What the task asks.
When the string "bold" is part of a line in the data below, report the whole line.

Stored data.
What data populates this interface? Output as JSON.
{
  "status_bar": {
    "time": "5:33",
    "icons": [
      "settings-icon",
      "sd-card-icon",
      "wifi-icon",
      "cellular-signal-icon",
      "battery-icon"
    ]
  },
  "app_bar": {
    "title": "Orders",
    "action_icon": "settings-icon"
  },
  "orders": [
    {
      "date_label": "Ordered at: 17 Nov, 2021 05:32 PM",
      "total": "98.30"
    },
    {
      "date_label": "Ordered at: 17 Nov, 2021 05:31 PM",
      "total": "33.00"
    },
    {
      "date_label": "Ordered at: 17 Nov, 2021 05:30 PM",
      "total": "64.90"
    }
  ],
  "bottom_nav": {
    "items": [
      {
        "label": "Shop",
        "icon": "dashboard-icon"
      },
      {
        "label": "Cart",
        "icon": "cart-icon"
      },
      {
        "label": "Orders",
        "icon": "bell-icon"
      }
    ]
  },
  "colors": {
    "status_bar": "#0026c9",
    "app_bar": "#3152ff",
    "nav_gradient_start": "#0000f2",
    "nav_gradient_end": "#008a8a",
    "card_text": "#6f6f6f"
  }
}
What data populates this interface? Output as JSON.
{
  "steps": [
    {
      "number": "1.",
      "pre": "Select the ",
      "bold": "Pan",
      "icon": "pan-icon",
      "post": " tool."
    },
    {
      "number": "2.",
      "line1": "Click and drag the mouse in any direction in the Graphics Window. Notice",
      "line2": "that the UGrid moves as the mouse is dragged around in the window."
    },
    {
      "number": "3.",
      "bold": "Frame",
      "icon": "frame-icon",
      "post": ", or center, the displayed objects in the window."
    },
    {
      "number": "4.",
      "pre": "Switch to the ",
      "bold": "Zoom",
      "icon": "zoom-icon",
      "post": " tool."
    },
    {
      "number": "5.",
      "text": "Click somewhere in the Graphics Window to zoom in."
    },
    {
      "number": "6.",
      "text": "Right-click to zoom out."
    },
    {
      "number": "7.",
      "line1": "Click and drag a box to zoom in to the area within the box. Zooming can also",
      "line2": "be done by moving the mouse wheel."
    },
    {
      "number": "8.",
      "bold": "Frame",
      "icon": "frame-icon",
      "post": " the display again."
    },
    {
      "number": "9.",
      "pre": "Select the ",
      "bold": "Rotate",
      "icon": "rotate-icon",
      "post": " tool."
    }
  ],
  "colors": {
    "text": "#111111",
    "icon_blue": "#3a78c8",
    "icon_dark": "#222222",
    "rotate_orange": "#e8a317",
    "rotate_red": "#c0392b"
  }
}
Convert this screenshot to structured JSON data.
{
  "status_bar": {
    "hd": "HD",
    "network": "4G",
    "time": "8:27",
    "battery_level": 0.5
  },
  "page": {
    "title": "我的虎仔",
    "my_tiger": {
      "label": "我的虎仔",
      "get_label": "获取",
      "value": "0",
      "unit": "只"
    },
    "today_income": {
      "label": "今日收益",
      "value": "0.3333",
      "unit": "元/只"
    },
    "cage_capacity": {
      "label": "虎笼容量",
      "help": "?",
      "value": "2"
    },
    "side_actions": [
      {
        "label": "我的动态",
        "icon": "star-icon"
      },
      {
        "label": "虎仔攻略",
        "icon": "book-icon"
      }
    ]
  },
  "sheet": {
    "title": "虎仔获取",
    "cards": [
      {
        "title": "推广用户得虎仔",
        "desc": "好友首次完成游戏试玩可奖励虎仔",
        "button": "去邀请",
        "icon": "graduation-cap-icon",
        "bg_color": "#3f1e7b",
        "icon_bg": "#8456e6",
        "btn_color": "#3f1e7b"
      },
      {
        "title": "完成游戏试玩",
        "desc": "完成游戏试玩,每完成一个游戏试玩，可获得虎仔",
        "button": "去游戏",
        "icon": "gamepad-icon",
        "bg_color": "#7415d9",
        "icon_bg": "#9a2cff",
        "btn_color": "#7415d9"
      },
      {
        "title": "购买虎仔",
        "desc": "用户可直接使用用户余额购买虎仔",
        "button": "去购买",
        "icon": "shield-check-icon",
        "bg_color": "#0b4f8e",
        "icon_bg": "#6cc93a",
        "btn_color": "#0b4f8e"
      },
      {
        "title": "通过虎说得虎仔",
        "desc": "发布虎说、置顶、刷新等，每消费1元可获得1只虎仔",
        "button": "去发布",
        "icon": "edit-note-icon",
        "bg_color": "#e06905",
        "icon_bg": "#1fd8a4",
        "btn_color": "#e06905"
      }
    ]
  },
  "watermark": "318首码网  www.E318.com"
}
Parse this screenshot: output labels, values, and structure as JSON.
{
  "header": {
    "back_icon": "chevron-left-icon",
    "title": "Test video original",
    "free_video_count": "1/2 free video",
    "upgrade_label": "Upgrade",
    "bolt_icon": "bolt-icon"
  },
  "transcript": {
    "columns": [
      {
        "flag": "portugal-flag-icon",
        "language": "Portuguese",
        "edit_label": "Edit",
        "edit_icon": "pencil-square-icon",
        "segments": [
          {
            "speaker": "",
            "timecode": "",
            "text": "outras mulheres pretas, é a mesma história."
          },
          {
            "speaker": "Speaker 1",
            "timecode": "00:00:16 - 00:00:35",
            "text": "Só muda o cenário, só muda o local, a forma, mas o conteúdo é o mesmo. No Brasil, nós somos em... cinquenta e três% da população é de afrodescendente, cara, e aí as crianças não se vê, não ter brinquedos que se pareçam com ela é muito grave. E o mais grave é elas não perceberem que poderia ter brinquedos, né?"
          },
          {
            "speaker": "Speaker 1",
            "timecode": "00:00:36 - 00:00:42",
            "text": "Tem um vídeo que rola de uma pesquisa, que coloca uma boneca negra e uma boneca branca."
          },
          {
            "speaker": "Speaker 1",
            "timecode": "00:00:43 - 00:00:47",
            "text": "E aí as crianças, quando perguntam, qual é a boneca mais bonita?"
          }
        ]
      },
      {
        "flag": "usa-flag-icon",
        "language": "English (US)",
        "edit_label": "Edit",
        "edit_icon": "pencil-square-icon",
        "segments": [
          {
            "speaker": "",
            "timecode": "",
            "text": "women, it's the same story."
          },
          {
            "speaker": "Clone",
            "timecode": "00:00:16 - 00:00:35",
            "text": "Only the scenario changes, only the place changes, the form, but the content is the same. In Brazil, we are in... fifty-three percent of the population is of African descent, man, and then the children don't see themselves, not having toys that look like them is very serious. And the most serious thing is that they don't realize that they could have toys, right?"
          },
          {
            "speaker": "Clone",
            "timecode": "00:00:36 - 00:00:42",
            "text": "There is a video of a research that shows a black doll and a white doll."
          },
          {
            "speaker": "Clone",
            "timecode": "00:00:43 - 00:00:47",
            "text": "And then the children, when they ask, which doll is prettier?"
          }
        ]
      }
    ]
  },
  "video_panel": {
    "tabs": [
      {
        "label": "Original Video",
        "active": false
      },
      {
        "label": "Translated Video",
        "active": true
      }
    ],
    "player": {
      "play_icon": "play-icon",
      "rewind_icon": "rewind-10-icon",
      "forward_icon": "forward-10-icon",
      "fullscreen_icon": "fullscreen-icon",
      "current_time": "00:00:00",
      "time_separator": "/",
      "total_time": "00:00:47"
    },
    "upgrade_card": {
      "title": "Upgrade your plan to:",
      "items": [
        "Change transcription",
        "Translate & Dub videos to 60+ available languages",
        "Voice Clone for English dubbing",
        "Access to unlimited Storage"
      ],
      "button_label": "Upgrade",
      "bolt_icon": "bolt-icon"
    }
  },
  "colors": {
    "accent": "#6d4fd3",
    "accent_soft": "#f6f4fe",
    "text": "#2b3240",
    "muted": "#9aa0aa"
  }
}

Answer space.
      "bold": "Pan",
      "bold": "Frame",
      "bold": "Zoom",
      "bold": "Frame",
      "bold": "Rotate",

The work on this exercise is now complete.